Would You Want A Tiger Roaming Your Crib All Day?
Thinking probably yes…
A 6-year-old’s crafted story told in movie form and brought to life.?The point of the story is that you don’t really wanna go when something is closing cuz then you’ll have to wait to go back there.
This video editing expert excellently executes some exemplary electronically manipulated elements in this e-compilation of his best:
As a visual narrative 66 scener fra America is reminiscent of a pile of postcards from a journey, which indeed is what the film is. It consists of a series of lengthy shots of a tableau nature, each appearing to be a more or less random cross section of American reality, but which in total invoke a highly emblematic picture of the USA. With the one travelling shot (through a car windscreen) and one pan (across a landscape) the tableau principle is only breached on two occasions; exceptions that prove the rule, so to speak. The images or postcards may be viewed as a number of interlaced chains of motifs, varying from ultra close up to super wide, include pictures of landscapes, highways and advertising hoardings, buildings seen from without, mostly with a fluttering Stars and Stripes somewhere in the shot, objects such as coins on a counter, refrigerator with a number of typical food products, a plate of food at a diner or a bottle of Wild Turkey, and finally, people who introduce …
One of the scenes, featured below, shows Andy Warhol taking 4 minutes to eat a hamburger.
Via the filmmaker Jørgen Leth:
[Warhol] is told that he has to say his name and that he should do so when he has finished performing his action, but what happens is that the action takes a very long time to perform; it’s simply agonizing. I have to admit that I personally adore that, because its a pure homage to Warhol. It couldn’t be more Warholesque. That’s of course why he agreed to do it.

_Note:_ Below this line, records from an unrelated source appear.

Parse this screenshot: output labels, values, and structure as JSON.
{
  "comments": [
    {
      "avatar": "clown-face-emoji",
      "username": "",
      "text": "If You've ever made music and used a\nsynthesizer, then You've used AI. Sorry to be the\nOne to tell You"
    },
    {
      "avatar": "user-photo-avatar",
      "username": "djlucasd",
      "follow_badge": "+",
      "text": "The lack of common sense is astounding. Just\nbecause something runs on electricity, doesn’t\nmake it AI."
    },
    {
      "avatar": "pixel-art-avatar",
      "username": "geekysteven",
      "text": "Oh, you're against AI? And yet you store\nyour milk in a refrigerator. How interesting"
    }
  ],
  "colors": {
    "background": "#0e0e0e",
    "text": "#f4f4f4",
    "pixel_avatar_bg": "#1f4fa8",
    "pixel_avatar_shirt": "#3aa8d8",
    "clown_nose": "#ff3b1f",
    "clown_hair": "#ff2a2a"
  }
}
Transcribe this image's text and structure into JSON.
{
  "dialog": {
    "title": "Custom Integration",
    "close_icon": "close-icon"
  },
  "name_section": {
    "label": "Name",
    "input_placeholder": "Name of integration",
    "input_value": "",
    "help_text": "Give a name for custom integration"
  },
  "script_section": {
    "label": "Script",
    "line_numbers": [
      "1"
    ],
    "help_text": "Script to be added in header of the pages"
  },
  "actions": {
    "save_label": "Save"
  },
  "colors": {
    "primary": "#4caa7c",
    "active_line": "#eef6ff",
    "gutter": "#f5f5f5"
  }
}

Epic awesomeness? Or silly illustration of how movie trailers are cut? Can’t it be both?